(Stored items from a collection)
....................

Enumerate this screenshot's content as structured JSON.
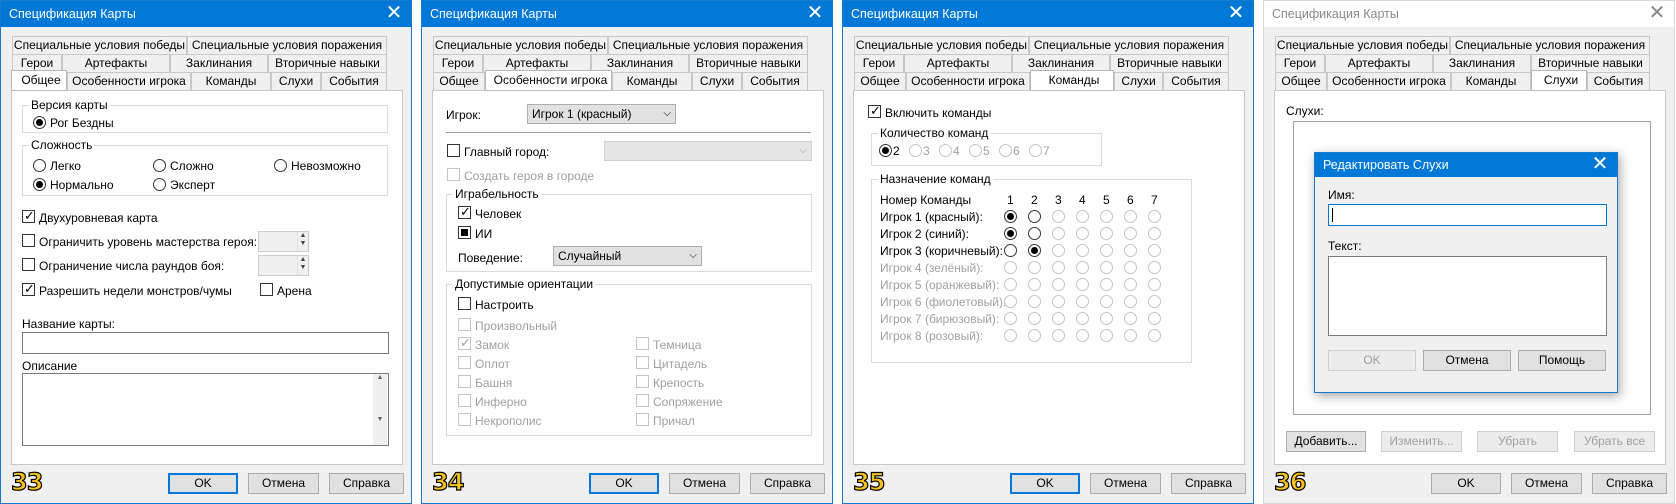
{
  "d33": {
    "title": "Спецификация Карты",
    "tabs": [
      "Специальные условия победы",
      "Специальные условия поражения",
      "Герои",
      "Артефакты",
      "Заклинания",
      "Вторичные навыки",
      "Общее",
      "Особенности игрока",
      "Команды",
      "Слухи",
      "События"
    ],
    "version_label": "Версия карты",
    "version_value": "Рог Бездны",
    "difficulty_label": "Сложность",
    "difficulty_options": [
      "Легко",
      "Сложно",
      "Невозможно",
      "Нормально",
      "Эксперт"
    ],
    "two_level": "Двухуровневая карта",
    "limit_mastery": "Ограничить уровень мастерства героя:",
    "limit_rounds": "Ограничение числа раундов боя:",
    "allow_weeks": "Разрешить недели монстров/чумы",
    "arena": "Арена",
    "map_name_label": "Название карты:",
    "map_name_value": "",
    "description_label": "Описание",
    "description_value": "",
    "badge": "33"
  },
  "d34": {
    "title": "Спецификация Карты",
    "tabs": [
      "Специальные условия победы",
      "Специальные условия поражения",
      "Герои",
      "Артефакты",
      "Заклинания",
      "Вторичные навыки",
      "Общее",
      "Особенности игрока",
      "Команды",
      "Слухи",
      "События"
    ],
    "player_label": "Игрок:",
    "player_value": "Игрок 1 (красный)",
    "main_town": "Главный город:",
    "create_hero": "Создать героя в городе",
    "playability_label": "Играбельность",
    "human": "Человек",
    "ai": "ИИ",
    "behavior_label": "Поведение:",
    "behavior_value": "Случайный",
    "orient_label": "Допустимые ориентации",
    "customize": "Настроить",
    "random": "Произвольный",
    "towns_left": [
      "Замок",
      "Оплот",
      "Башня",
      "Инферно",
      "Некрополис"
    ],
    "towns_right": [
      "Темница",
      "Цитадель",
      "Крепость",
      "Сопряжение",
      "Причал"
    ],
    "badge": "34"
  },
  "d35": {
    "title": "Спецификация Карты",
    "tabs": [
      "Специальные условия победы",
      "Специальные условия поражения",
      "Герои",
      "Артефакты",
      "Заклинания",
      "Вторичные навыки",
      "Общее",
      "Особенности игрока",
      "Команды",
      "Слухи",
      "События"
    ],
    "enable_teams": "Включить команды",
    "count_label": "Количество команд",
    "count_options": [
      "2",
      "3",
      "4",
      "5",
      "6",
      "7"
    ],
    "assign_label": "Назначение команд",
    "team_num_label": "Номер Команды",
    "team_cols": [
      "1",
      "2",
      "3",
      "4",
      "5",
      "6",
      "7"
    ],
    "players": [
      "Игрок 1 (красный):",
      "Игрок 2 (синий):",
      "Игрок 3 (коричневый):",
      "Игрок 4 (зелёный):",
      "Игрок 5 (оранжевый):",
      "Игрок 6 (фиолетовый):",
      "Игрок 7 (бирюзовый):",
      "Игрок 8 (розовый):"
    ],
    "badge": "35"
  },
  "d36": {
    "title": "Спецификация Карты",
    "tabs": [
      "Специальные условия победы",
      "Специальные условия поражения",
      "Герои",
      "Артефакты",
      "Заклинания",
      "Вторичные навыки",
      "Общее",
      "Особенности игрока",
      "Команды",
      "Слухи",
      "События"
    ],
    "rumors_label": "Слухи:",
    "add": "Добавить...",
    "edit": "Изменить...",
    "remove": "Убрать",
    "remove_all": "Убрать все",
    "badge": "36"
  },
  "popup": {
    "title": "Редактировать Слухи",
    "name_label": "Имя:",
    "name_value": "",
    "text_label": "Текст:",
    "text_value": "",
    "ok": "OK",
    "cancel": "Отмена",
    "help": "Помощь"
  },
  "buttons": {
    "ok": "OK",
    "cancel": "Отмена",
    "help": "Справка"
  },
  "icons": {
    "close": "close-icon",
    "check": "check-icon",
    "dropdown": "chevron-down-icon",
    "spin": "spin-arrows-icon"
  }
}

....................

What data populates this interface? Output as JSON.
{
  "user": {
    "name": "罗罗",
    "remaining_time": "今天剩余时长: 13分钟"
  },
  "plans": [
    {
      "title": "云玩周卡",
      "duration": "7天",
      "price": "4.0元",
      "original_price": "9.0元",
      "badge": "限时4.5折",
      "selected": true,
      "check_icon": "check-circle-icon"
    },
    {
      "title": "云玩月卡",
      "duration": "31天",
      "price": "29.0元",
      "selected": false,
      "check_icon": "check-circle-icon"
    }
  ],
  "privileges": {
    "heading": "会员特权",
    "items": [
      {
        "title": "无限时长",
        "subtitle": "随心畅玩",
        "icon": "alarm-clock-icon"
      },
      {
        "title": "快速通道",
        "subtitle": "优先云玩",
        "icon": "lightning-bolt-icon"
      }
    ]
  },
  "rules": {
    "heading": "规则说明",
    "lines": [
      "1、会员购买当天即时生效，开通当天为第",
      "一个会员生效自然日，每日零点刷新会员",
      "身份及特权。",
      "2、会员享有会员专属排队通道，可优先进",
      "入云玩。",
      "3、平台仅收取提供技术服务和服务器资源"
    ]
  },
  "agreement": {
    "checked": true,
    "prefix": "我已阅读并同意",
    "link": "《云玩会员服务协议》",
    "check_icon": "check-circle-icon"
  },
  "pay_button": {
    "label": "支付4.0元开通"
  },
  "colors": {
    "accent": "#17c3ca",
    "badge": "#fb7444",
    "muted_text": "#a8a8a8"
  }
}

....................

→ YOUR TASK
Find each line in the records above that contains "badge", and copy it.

→ EXERCISE SOLUTION
    "badge": "33"
    "badge": "34"
    "badge": "35"
    "badge": "36"
      "badge": "限时4.5折",
    "badge": "#fb7444",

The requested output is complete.